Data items
------------------------------------

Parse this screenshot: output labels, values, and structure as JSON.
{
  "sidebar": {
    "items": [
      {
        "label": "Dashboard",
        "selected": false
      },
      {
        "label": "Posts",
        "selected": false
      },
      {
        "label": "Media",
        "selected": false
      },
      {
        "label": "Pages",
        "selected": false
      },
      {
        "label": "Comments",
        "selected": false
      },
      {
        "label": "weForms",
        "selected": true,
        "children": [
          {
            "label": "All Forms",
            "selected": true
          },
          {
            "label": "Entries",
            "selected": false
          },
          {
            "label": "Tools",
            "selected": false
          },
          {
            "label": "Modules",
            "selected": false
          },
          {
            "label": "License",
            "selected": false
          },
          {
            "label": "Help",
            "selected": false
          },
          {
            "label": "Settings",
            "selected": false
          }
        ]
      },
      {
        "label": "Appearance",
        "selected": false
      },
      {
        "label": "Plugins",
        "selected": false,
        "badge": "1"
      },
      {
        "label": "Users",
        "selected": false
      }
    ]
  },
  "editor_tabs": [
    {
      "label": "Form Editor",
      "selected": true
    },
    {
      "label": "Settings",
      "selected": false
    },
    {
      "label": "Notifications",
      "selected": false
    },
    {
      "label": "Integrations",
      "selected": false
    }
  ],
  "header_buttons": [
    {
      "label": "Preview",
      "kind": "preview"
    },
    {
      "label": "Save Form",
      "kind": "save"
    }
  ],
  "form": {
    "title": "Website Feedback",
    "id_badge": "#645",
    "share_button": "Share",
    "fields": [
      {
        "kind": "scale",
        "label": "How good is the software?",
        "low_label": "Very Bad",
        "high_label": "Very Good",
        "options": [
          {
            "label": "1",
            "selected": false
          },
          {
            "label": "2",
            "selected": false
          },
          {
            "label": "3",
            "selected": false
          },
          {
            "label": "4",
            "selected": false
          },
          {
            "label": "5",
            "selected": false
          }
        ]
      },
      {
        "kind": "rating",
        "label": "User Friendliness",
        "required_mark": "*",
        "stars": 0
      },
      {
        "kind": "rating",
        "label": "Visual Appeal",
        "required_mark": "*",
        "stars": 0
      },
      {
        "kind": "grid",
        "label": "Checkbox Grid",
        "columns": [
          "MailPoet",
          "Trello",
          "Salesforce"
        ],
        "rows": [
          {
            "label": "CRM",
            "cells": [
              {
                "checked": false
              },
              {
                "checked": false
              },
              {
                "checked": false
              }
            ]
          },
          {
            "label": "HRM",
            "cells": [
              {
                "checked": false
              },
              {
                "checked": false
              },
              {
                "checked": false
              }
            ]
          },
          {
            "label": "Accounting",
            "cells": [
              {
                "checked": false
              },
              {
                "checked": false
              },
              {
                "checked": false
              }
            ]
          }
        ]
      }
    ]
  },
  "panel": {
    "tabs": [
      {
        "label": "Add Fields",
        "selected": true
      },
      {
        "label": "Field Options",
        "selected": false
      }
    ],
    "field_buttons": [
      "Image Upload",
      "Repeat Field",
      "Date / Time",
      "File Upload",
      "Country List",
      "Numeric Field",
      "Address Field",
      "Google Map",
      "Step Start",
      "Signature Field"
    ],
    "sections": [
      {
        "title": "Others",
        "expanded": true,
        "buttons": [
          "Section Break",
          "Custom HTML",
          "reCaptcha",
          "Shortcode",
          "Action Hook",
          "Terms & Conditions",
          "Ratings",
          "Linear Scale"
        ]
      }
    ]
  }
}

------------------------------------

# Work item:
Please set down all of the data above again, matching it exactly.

# Completed exercise:
Parse this screenshot: output labels, values, and structure as JSON.
{
  "sidebar": {
    "items": [
      {
        "label": "Dashboard",
        "selected": false
      },
      {
        "label": "Posts",
        "selected": false
      },
      {
        "label": "Media",
        "selected": false
      },
      {
        "label": "Pages",
        "selected": false
      },
      {
        "label": "Comments",
        "selected": false
      },
      {
        "label": "weForms",
        "selected": true,
        "children": [
          {
            "label": "All Forms",
            "selected": true
          },
          {
            "label": "Entries",
            "selected": false
          },
          {
            "label": "Tools",
            "selected": false
          },
          {
            "label": "Modules",
            "selected": false
          },
          {
            "label": "License",
            "selected": false
          },
          {
            "label": "Help",
            "selected": false
          },
          {
            "label": "Settings",
            "selected": false
          }
        ]
      },
      {
        "label": "Appearance",
        "selected": false
      },
      {
        "label": "Plugins",
        "selected": false,
        "badge": "1"
      },
      {
        "label": "Users",
        "selected": false
      }
    ]
  },
  "editor_tabs": [
    {
      "label": "Form Editor",
      "selected": true
    },
    {
      "label": "Settings",
      "selected": false
    },
    {
      "label": "Notifications",
      "selected": false
    },
    {
      "label": "Integrations",
      "selected": false
    }
  ],
  "header_buttons": [
    {
      "label": "Preview",
      "kind": "preview"
    },
    {
      "label": "Save Form",
      "kind": "save"
    }
  ],
  "form": {
    "title": "Website Feedback",
    "id_badge": "#645",
    "share_button": "Share",
    "fields": [
      {
        "kind": "scale",
        "label": "How good is the software?",
        "low_label": "Very Bad",
        "high_label": "Very Good",
        "options": [
          {
            "label": "1",
            "selected": false
          },
          {
            "label": "2",
            "selected": false
          },
          {
            "label": "3",
            "selected": false
          },
          {
            "label": "4",
            "selected": false
          },
          {
            "label": "5",
            "selected": false
          }
        ]
      },
      {
        "kind": "rating",
        "label": "User Friendliness",
        "required_mark": "*",
        "stars": 0
      },
      {
        "kind": "rating",
        "label": "Visual Appeal",
        "required_mark": "*",
        "stars": 0
      },
      {
        "kind": "grid",
        "label": "Checkbox Grid",
        "columns": [
          "MailPoet",
          "Trello",
          "Salesforce"
        ],
        "rows": [
          {
            "label": "CRM",
            "cells": [
              {
                "checked": false
              },
              {
                "checked": false
              },
              {
                "checked": false
              }
            ]
          },
          {
            "label": "HRM",
            "cells": [
              {
                "checked": false
              },
              {
                "checked": false
              },
              {
                "checked": false
              }
            ]
          },
          {
            "label": "Accounting",
            "cells": [
              {
                "checked": false
              },
              {
                "checked": false
              },
              {
                "checked": false
              }
            ]
          }
        ]
      }
    ]
  },
  "panel": {
    "tabs": [
      {
        "label": "Add Fields",
        "selected": true
      },
      {
        "label": "Field Options",
        "selected": false
      }
    ],
    "field_buttons": [
      "Image Upload",
      "Repeat Field",
      "Date / Time",
      "File Upload",
      "Country List",
      "Numeric Field",
      "Address Field",
      "Google Map",
      "Step Start",
      "Signature Field"
    ],
    "sections": [
      {
        "title": "Others",
        "expanded": true,
        "buttons": [
          "Section Break",
          "Custom HTML",
          "reCaptcha",
          "Shortcode",
          "Action Hook",
          "Terms & Conditions",
          "Ratings",
          "Linear Scale"
        ]
      }
    ]
  }
}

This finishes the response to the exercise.